  • Jake Gyllenhaal

    Listen: Why Jake Gyllenhaal Is His 'Best Self' in the Theater

    Looking for the best possible version of Jake Gyllenhaal? You’ll find it onstage, according to the actor himself. Listen to this week’s podcast below: “I am my best self when I’m working in the theater,” Gyllenhaal said on the latest episode Stagecraft, Variety’s theater podcast, on which he appeared with Carrie Cracknell, the director of [...]

  • Photo: Jeremy Daniel

    'The Lightning Thief: The Percy Jackson Musical' Gets Broadway Run

    “The Lightning Thief: The Percy Jackson Musical” is Broadway bound. The musical adaptation of the franchise about a teenager who discovers he’s the son of Poseidon hits the Great White Way on Sept. 20 ahead of an Oct. 16 opening night. It comes on the heels of an extensive, nationwide tour that took the show [...]

  • Tom Sturridge Jake Gyllenhaal

    Jake Gyllenhaal and Tom Sturridge Celebrate 'Sea Wall/A Life' With Star-Studded Opening Night

    A star-studded audience looked on as Jake Gyllenhaal and Tom Sturridge returned to the stage for their double monologue performance in “Sea Wall/A Life.” Theater-goers and celebs including Anne Hathaway, Tom Hiddleston and John Mulaney gathered in Manhattan’s Hudson Theatre for opening night, celebrating a show tackling grief, birth and death through the eyes of [...]
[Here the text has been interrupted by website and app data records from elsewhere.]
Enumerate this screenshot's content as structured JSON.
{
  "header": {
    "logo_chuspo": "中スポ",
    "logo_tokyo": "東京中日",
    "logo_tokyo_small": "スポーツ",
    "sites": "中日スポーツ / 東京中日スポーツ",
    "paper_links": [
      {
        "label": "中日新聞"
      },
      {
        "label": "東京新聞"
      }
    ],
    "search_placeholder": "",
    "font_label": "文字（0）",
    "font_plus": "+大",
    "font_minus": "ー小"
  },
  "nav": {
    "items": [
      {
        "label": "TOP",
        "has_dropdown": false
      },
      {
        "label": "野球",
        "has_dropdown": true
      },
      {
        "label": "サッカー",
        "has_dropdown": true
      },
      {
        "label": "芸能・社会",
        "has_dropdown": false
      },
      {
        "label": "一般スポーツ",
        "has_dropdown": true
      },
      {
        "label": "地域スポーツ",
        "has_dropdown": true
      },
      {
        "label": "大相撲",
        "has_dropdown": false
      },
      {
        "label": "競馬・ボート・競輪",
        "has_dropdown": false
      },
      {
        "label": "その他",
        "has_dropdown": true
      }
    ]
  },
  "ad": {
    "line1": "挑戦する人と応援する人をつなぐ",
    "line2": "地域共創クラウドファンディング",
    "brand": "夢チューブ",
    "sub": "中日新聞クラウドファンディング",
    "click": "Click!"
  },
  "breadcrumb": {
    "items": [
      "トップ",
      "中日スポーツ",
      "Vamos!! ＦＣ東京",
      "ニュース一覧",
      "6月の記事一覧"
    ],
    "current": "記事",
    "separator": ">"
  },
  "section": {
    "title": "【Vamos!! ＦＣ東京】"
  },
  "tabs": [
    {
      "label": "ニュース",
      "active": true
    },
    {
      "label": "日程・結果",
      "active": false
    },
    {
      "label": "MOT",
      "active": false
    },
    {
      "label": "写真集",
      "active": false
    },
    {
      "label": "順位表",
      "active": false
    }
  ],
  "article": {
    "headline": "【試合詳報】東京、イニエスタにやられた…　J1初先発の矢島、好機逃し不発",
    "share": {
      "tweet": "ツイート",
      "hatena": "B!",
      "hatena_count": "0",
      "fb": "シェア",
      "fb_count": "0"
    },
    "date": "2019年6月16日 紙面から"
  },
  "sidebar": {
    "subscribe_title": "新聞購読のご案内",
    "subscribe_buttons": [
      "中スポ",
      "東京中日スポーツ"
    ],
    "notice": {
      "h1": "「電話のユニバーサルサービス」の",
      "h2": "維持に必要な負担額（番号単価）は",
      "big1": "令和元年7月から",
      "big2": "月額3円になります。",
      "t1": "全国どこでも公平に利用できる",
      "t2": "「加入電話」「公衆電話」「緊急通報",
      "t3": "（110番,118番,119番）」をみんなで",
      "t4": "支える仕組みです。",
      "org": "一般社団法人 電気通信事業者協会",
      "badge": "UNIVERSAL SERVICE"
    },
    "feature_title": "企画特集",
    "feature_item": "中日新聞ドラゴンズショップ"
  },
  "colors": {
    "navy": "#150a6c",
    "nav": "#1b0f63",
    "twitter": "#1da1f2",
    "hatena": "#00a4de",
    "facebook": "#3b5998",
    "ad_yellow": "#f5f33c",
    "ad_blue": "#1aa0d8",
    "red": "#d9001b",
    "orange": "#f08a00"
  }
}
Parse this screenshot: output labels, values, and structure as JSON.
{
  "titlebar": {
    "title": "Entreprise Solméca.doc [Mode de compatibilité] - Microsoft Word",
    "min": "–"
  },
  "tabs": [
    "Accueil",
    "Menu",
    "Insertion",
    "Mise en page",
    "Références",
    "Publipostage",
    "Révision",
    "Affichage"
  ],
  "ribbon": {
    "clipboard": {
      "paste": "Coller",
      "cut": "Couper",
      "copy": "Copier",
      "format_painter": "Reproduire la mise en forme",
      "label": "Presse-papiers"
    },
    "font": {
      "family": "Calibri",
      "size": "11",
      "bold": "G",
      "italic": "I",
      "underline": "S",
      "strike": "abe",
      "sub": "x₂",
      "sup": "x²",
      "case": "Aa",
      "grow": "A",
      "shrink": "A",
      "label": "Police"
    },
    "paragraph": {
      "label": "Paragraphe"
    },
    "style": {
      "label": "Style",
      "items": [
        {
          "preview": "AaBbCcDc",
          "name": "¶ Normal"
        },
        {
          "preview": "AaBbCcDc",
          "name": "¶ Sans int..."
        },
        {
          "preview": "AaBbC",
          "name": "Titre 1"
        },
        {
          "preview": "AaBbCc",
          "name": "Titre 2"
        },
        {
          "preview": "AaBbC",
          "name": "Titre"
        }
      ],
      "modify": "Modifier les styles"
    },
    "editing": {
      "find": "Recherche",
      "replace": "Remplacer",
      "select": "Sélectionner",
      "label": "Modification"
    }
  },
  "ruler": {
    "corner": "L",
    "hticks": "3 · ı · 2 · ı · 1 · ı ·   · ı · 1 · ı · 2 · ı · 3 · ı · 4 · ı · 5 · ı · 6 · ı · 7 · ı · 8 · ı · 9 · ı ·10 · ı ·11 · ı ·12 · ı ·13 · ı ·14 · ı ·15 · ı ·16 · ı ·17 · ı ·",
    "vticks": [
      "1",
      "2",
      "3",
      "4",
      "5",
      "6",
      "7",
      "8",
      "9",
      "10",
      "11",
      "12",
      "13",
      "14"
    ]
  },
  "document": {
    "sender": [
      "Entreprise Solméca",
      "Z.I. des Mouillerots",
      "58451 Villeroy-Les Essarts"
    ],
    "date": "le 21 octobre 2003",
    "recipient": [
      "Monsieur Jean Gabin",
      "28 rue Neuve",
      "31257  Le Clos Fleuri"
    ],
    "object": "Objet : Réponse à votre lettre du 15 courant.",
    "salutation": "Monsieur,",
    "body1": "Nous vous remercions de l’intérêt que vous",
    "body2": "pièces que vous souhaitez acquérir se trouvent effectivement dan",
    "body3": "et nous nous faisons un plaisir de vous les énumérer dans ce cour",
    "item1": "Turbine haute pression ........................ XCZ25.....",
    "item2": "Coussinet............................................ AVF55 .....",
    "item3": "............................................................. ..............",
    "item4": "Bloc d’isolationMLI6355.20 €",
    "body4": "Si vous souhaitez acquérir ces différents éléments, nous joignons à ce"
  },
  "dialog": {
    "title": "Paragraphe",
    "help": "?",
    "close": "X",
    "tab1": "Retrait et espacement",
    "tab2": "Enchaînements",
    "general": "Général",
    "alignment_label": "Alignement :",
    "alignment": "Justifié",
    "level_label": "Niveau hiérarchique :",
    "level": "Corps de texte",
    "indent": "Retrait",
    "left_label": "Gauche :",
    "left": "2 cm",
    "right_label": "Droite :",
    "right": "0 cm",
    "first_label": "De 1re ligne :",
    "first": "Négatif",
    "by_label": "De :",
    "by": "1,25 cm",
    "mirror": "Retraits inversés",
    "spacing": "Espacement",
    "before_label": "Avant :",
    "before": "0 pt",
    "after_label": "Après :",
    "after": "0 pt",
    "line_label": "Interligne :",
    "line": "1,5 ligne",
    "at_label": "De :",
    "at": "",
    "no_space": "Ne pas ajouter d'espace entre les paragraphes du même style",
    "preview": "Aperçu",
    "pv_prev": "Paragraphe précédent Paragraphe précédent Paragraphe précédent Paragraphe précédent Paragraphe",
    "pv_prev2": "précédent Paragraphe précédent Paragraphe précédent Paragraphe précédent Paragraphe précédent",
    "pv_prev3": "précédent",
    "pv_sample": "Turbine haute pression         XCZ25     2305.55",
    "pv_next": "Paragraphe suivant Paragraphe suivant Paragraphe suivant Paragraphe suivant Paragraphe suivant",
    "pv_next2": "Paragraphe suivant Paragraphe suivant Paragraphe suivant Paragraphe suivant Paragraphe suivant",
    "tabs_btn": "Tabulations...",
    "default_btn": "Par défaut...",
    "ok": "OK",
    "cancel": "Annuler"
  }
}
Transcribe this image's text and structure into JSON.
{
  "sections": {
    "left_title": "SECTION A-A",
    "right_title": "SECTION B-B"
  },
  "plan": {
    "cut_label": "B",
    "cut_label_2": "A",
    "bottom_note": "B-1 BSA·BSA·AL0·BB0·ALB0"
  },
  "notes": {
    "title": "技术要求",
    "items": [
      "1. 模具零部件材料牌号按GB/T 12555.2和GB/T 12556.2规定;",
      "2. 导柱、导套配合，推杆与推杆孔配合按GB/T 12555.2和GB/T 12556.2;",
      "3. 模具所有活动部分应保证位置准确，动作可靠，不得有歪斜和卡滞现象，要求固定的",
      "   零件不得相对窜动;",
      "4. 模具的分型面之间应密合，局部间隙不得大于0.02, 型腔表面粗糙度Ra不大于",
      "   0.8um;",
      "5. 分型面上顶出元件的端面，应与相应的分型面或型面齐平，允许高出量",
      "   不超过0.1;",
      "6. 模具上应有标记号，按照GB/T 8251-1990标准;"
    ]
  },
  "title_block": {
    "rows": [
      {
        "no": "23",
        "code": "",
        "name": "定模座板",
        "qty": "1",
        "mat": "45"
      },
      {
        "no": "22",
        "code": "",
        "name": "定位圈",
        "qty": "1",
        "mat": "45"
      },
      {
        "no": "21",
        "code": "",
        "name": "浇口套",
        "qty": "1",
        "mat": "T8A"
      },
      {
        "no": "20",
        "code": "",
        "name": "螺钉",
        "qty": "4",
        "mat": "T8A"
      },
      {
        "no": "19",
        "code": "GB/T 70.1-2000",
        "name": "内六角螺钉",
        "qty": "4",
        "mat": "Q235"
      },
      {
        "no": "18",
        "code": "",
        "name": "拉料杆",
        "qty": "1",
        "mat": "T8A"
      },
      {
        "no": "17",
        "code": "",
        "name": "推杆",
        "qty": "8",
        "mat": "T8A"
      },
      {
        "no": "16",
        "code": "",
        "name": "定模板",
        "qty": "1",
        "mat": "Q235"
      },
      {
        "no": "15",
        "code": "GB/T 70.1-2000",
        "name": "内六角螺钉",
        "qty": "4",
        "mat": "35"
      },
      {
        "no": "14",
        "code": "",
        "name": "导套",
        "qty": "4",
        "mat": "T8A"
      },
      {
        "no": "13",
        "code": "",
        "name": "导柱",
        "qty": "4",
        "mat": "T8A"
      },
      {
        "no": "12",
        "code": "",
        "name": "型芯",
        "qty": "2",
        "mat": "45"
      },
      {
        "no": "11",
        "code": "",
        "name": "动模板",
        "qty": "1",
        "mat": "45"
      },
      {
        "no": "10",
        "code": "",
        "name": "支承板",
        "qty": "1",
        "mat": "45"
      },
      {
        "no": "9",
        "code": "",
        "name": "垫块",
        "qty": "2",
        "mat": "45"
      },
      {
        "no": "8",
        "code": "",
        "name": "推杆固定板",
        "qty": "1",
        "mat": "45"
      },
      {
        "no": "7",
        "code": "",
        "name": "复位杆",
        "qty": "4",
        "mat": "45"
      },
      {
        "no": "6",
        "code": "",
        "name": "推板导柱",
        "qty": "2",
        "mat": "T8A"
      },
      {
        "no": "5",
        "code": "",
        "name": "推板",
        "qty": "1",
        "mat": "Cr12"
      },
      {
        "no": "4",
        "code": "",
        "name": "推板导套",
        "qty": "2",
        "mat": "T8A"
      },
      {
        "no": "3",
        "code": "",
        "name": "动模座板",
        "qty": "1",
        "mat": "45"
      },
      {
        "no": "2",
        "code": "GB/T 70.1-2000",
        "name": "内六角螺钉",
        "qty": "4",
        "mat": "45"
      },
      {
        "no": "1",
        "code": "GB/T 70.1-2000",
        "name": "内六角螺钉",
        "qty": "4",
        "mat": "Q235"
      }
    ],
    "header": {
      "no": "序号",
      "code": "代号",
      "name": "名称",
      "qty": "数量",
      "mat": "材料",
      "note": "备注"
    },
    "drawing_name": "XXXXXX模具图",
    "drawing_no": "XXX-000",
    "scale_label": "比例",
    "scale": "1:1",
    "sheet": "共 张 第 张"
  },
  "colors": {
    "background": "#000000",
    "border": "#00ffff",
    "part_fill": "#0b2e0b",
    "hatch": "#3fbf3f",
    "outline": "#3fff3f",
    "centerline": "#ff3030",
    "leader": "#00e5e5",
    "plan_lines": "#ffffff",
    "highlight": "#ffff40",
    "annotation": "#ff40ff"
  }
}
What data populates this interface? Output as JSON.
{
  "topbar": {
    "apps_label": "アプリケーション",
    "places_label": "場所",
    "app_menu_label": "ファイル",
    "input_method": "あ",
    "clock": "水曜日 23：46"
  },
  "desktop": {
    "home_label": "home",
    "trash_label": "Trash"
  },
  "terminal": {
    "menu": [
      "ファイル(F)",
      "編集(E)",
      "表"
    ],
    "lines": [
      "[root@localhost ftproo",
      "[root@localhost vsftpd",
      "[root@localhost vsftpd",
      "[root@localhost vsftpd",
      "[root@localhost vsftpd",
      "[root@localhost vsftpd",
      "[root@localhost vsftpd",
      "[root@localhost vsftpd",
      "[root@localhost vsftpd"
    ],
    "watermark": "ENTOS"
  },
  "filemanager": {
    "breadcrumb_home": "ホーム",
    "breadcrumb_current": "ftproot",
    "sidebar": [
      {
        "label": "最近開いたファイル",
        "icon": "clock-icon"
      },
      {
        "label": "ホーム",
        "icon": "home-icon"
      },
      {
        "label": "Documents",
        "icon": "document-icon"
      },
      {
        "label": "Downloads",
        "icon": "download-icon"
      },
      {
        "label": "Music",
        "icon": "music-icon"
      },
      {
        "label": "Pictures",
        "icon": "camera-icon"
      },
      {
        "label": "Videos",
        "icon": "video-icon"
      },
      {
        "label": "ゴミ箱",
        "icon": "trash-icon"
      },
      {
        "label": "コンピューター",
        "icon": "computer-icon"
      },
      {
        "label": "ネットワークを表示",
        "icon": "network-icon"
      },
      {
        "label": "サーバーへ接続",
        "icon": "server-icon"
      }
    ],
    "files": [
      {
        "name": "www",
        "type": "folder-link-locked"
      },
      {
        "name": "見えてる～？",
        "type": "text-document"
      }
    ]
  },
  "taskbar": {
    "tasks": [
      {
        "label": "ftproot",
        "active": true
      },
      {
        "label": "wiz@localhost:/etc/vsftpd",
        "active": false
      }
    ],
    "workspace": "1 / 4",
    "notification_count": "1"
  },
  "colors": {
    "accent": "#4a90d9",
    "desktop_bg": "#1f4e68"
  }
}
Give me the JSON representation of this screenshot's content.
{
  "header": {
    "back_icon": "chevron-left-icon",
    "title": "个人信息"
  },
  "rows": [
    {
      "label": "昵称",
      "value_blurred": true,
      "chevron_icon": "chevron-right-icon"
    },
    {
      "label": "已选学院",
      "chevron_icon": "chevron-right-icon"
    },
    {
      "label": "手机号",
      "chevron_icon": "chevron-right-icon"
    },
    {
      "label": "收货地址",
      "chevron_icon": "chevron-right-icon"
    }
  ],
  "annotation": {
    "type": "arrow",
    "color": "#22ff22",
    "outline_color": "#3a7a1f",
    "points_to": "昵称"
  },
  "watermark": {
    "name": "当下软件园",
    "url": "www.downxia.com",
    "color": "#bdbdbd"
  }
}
  • Bat Out of Hell review

    Off Broadway Review: 'Bat Out of Hell'

    No one has ever accused Jim Steinman of subtlety. The composer behind Meat Loaf’s 1977 “Bat Out of Hell” (more than 43 million albums sold worldwide) and 1993’s “Bat Out of Hell II: Back into Hell” (five and six times platinum in the UK and US) has forever trafficked in a boldly theatrical brand of [...]

More From Our Brands

Access exclusive content